Representations of Mexicanidad are prolific in Europe and the Americas and, for the most part, they are “flat” lacking in depth, complexity or difference. Despite the promises of a globalized and connected world that would facilitate revealing the authentic, the globally representative and common visual culture that defines Mexicanidad is fixed. The increasingly competitive tourism, commercial, and entertainment industries play a primary role in concretizing a homogenous and colonial representation of the Mexican imaginary. Mexico continues to be colonized for mass cultural consumption. This article explores a range of contemporary visual culture representations that articulate and define Mexicanidad in a narrow framework of identity construction and strategies of resistance as a response to this “flatness” in visual culture.
In Intercultural Communication Studies
For hundreds of miles on I-95 in each direction, from a spot just south of where North and South Carolina meet, travelers are prompted every 30 or so miles by billboards of Pedro reminding them of their imminent approach. Designated by its landmark 110 foot “Pedro” sign, South of the Border has provided an amusing, larger-than-life rest stop for over 30 years. Using South of the Border as a point of departure, this article explores how the myth of “Mexican-ness” is perpetuated through word and image in space and, to this end, how visual communication reflects the power structure found in the larger culture.
In Visible Language, edited by Sharon Helmer-Poggenpohl
Roland Barthes, in The Eiffel Tower and Other Mythologies, tells the tale of Maupassant, who often lunched at the restaurant in the Eiffel Tower because it was the only place in Paris where he did not have to see it. Barthes speaks of the visibility of the tower, as a monumental object and a universal symbol. Instant lottery tickets are similarly both visible and symbolic, and like all artifacts, provide information about the larger social, economic, and political histories of which they are part. Yet familiarity with these codes often discourages a closer reading of the tickets as cultural and political objects, rendering them virtually invisible. And it is this invisibility that gives them power.
In Zed, edited by Katie Salen

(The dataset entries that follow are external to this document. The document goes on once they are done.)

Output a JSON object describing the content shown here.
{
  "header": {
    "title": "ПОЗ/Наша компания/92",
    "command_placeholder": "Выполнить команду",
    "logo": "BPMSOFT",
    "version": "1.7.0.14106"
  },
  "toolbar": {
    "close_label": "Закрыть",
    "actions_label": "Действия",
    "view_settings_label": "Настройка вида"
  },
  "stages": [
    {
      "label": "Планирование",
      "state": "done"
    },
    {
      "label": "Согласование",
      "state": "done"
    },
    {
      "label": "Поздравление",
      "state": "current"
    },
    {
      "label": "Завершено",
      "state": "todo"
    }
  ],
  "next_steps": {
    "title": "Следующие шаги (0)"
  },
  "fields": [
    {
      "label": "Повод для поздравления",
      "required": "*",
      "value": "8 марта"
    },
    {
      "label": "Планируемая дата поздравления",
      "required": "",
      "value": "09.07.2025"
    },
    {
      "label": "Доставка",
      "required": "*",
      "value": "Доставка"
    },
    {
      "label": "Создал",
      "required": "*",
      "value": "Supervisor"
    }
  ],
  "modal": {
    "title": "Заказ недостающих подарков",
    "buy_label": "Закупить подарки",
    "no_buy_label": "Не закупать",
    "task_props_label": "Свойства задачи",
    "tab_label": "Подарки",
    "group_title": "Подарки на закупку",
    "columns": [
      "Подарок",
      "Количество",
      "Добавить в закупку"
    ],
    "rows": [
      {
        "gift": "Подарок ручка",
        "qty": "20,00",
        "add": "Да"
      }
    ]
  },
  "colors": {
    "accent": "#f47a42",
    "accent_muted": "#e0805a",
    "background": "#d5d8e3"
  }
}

In this paper, I explore the short and long-term beneﬁts of our innovative studio approach to integrate design and technology. The creation of this environment may seem obvious, but it is speciﬁcally designed to increase collaboration and enhance study of and investigation into design and support ﬁelds. In this paper, I investigate how this can serve as a model at other institutions. The studio is an active, highly collaborative space. Introducing comments from students, alumni, and faculty, I will discuss general concerns (ﬁnancial issues,over-dependency on technology, critical thinking, etc.).
At the European Academy of Design Conference
The projects included in this documentation are intended to supplement advanced problems in graphic design/visual communication. Each project presented here is grounded in the idea of the designer as the constructor of culture and as an agent for change. Design does not exist in a vacuum and the design student should be fully aware and engaged in an understanding of issues related to social responsibility/ethical communication/cultural sensitivity and globalization. Ultimately, it is the designer who is positioned to construct a certain vision of the world.
In Latin America and the Caribbean, the cultural values and modes of communication of the “other” have historically played a subordinate role to the dominant colonial cultures. In this paper I investigate how issues of power and multiculturalism are manifested through visual and textual materials (store signage, posters, billboards, naming, etc.) in the public space.
At the European Academy of Design Conference, Barcelona
In colonized spaces, the cultural values and modes of communication of the ‘other’ have historically played a subordinate role to the dominant colonial cultures. In this paper I investigate how issues of power and hybridity are manifested through visual and textual materials in the public space of Santo Domingo, Dominican Republic and consider implications for the study of culture in general and visual culture in particular.
In International Journal of Diversity in Organizations, Communities and Nations, Volume 3.